Mucosa adjacent to most distal

Landmarks
  • Mandibular molars
  • Mucobuccal fold
Complications
  • Hematoma (unusual)
  • Positive aspiration-0.7 %

Mental Nerve Block

Terminal branch of IAN as it exits mental foramen
Provides sensory innervation to buccal soft tissue anterior to mental foramen, lip and chin

Indication

Need for anesthesia in innervated area

Contraindication

Infection/inflammation  at injection site

Advantages
  • Easy, high success rate
  • Usually atraumatic
Disadvantage

Hematoma

Alternatives
  • Local infiltration
  • PDL
  • Intraseptal
  • Inferior alveolar nerve block
  • Gow Gates
Techniques of Mandibular Anesthesia
Techniques of Mandibular Anesthesia
Complications
  • Few
  • Hematoma
  • Positive aspiration-5.7 %

Incisive Nerve Block

  • Terminal branch of IAN
  • Originates in mental foramen and proceeds anteriorly
  • Good for bilateral anterior anesthesia
  • Not effective for anterior lingual anesthesia
Nerves anesthetized
  • Incisive
  • Mental
Areas Anesthetized
  • Mandibular labial mucous membranes
  • Lower lip / skin of chin
  • Incisor, cuspid and bicuspid teeth
Techniques of Mandibular Anesthesia
Techniques of Mandibular Anesthesia
Indication

Anesthesia of pulp or tissue required anterior to mental foramen

Contraindication

Infection/inflammation at injection site

Advantages
  • High success rate
  • Pulpal anesthesia w/o lingual anesthesia
Disadvantages

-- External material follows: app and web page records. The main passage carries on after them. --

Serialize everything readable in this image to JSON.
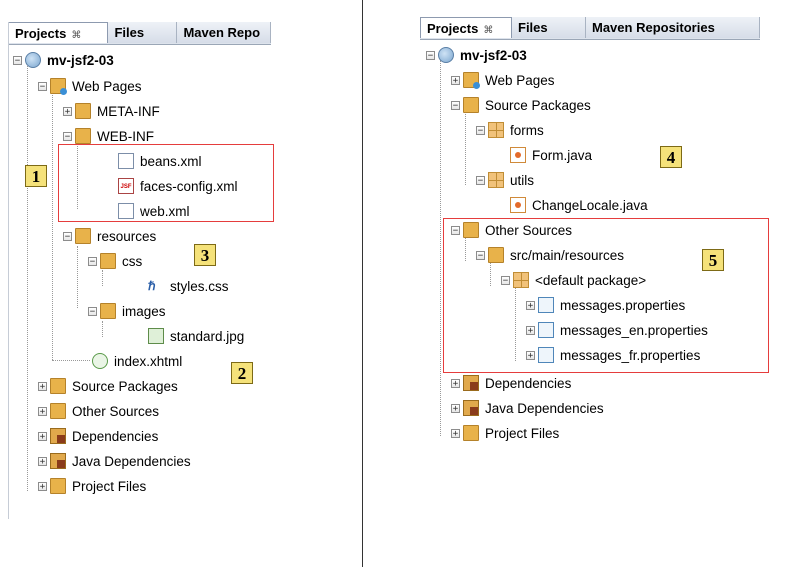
{
  "left": {
    "tabs": [
      {
        "label": "Projects",
        "close": "⌘",
        "active": true
      },
      {
        "label": "Files",
        "active": false
      },
      {
        "label": "Maven Repo",
        "active": false
      }
    ],
    "tree": [
      {
        "label": "mv-jsf2-03",
        "icon": "project-globe-icon",
        "toggle": "−",
        "bold": true
      },
      {
        "label": "Web Pages",
        "icon": "web-folder-icon",
        "toggle": "−"
      },
      {
        "label": "META-INF",
        "icon": "folder-icon",
        "toggle": "+"
      },
      {
        "label": "WEB-INF",
        "icon": "folder-icon",
        "toggle": "−"
      },
      {
        "label": "beans.xml",
        "icon": "xml-file-icon"
      },
      {
        "label": "faces-config.xml",
        "icon": "jsf-file-icon"
      },
      {
        "label": "web.xml",
        "icon": "web-xml-file-icon"
      },
      {
        "label": "resources",
        "icon": "folder-icon",
        "toggle": "−"
      },
      {
        "label": "css",
        "icon": "folder-icon",
        "toggle": "−"
      },
      {
        "label": "styles.css",
        "icon": "css-file-icon"
      },
      {
        "label": "images",
        "icon": "folder-icon",
        "toggle": "−"
      },
      {
        "label": "standard.jpg",
        "icon": "image-file-icon"
      },
      {
        "label": "index.xhtml",
        "icon": "xhtml-file-icon"
      },
      {
        "label": "Source Packages",
        "icon": "source-folder-icon",
        "toggle": "+"
      },
      {
        "label": "Other Sources",
        "icon": "source-folder-icon",
        "toggle": "+"
      },
      {
        "label": "Dependencies",
        "icon": "jar-folder-icon",
        "toggle": "+"
      },
      {
        "label": "Java Dependencies",
        "icon": "jar-folder-icon",
        "toggle": "+"
      },
      {
        "label": "Project Files",
        "icon": "project-files-icon",
        "toggle": "+"
      }
    ],
    "badges": [
      "1",
      "2",
      "3"
    ]
  },
  "right": {
    "tabs": [
      {
        "label": "Projects",
        "close": "⌘",
        "active": true
      },
      {
        "label": "Files",
        "active": false
      },
      {
        "label": "Maven Repositories",
        "active": false
      }
    ],
    "tree": [
      {
        "label": "mv-jsf2-03",
        "icon": "project-globe-icon",
        "toggle": "−",
        "bold": true
      },
      {
        "label": "Web Pages",
        "icon": "web-folder-icon",
        "toggle": "+"
      },
      {
        "label": "Source Packages",
        "icon": "source-folder-icon",
        "toggle": "−"
      },
      {
        "label": "forms",
        "icon": "package-icon",
        "toggle": "−"
      },
      {
        "label": "Form.java",
        "icon": "java-file-icon"
      },
      {
        "label": "utils",
        "icon": "package-icon",
        "toggle": "−"
      },
      {
        "label": "ChangeLocale.java",
        "icon": "java-file-icon"
      },
      {
        "label": "Other Sources",
        "icon": "source-folder-icon",
        "toggle": "−"
      },
      {
        "label": "src/main/resources",
        "icon": "source-folder-icon",
        "toggle": "−"
      },
      {
        "label": "<default package>",
        "icon": "package-icon",
        "toggle": "−"
      },
      {
        "label": "messages.properties",
        "icon": "properties-file-icon",
        "toggle": "+"
      },
      {
        "label": "messages_en.properties",
        "icon": "properties-file-icon",
        "toggle": "+"
      },
      {
        "label": "messages_fr.properties",
        "icon": "properties-file-icon",
        "toggle": "+"
      },
      {
        "label": "Dependencies",
        "icon": "jar-folder-icon",
        "toggle": "+"
      },
      {
        "label": "Java Dependencies",
        "icon": "jar-folder-icon",
        "toggle": "+"
      },
      {
        "label": "Project Files",
        "icon": "project-files-icon",
        "toggle": "+"
      }
    ],
    "badges": [
      "4",
      "5"
    ]
  },
  "colors": {
    "highlight_box": "#e53d3d",
    "badge_fill": "#f5e27a"
  }
}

Lack of lingual or midline anesthesia

Complications
  • Hematoma
  • Positive aspiration-5.7 %

Mandibular nerve block (other techniques)